Security has been increased around the Israeli embassy in Jordan after Friday's attack by Egyptian protesters on Israel's embassy in Cairo.
Arab media sources reported Sunday two armored vehicles and an undetermined number of forces were deployed in the streets around the embassy, located in Amman. According to the reports, extensive Jordanian security forces were placed around the A-Rabiyeh neighborhood.
There has been no comment from Israel's Foreign Ministry.
Earlier Sunday, Prime Minister Binyamin Netanyahu said in remarks at the start of the weekly Cabinet meeting that the weekend had been "difficult, very challenging."
After thanking the foreign and defense ministers as well as the heads of the Israel Security Agency (Shin Bet) and the Mossad, the IDF chief of staff and other security personnel, Netanyahu said, "I think that with very accelerated work we succeeded in preventing a very near disaster. The rioters broke into the embassy building, entered the embassy area itself, and were only one door away from our people, who were besieged in there."
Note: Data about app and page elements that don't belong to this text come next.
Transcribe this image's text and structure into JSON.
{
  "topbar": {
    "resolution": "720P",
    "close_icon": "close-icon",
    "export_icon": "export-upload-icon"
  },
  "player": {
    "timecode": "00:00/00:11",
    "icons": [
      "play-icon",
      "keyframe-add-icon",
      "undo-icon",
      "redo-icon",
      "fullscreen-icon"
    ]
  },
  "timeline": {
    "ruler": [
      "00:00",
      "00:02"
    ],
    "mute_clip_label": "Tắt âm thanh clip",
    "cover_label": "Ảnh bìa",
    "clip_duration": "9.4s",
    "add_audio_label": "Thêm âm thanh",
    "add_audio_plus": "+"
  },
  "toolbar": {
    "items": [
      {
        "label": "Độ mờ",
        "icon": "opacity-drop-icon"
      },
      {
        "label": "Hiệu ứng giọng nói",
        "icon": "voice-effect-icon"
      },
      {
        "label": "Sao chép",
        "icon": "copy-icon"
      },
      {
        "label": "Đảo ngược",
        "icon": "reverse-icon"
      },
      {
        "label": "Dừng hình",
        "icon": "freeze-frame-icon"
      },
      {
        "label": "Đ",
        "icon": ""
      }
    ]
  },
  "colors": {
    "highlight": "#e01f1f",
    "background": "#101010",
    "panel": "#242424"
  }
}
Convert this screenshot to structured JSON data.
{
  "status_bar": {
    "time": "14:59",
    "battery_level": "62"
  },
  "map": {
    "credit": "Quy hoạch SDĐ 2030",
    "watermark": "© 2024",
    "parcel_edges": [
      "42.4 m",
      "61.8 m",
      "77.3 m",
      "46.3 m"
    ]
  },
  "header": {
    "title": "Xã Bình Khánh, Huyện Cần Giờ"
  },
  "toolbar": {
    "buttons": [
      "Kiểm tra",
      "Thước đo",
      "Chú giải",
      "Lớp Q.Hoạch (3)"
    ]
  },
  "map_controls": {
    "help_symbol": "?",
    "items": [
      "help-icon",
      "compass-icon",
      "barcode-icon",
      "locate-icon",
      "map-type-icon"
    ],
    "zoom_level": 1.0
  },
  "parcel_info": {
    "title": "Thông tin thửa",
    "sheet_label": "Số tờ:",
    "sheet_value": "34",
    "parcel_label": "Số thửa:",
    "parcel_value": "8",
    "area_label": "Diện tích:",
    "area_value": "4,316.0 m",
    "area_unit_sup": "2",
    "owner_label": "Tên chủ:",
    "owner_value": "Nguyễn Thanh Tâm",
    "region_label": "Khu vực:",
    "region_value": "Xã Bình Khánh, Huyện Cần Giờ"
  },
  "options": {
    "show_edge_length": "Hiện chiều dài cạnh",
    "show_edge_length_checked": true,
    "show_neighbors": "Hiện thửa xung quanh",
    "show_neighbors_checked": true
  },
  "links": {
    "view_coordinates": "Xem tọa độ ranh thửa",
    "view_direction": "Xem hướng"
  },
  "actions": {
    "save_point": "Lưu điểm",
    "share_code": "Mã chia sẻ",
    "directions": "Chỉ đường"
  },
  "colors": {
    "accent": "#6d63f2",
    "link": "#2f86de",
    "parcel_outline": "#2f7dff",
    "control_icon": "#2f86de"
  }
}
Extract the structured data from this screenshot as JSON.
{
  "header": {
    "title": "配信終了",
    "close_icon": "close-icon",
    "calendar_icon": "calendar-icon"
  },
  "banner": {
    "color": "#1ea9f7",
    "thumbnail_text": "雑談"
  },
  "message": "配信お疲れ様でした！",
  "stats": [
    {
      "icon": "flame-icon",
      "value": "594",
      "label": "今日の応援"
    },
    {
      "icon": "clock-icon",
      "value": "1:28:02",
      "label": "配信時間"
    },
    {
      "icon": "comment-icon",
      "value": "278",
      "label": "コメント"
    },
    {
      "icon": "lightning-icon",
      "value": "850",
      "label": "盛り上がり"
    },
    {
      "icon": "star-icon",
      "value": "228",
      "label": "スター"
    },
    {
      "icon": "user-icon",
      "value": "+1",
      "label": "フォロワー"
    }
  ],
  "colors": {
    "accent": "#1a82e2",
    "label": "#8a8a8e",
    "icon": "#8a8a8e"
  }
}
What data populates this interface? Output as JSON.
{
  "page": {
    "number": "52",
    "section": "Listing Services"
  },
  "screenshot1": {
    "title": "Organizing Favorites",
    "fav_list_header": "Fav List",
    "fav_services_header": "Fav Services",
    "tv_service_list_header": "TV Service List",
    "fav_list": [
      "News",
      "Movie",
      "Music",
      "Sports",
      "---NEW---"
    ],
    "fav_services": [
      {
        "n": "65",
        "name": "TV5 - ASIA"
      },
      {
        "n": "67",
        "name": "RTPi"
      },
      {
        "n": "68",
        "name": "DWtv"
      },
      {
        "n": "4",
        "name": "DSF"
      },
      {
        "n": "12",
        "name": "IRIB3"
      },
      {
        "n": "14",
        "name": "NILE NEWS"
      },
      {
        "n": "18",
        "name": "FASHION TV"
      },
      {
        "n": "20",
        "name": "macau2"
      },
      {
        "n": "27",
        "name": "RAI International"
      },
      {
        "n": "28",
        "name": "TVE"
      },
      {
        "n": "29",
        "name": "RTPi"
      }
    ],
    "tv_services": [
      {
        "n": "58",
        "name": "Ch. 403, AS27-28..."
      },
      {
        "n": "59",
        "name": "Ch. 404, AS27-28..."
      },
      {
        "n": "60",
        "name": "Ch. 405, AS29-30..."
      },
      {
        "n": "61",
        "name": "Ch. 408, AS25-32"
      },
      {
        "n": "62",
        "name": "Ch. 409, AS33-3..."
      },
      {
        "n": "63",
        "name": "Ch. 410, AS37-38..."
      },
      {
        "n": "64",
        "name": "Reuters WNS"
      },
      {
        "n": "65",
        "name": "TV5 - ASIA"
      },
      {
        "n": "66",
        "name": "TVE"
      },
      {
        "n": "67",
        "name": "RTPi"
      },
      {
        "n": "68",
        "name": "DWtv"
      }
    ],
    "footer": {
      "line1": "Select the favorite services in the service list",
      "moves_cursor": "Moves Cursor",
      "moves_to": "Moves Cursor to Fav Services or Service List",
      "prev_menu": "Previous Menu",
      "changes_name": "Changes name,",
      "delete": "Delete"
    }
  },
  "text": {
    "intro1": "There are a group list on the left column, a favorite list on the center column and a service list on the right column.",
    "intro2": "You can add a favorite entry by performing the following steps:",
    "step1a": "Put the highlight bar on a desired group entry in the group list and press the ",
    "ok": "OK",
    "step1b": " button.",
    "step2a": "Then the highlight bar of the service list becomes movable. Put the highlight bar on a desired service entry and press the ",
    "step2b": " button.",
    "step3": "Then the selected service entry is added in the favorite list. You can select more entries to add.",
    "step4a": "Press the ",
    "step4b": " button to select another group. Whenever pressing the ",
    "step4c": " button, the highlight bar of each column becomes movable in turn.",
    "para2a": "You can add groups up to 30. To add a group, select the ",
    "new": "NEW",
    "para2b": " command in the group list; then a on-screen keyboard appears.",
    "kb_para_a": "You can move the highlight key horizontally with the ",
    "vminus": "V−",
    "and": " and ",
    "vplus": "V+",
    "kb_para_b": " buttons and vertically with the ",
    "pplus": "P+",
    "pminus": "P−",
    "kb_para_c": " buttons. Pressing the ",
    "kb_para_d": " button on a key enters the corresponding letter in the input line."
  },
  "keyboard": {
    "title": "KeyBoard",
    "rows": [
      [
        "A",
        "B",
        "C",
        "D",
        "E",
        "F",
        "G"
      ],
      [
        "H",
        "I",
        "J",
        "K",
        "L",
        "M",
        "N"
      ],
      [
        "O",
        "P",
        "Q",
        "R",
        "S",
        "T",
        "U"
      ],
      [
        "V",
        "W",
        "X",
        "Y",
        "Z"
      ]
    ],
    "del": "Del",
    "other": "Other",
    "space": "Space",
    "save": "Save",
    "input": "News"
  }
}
Egyptian commandos extricated six Israeli guards in a special operation after intense "encouragement" from U.S. President Barack Obama, "who became involved at a critical time in order to use America's influence on the issue," Netanyahu noted.
"I think that it was clear that this was the realization of the basic norm of every government to protect foreign embassies," he added. "Those who tore up the flags apparently shrink at nothing and they are not so much interested in the fine details, they deny the peace. They deny the state... There are also other voices, that want to continue advancing the peace," however, he observed.
Jordan was the second Arab nation to sign a peace treaty with Israel, in 1994, following Egypt's example after it led the way in March 1979.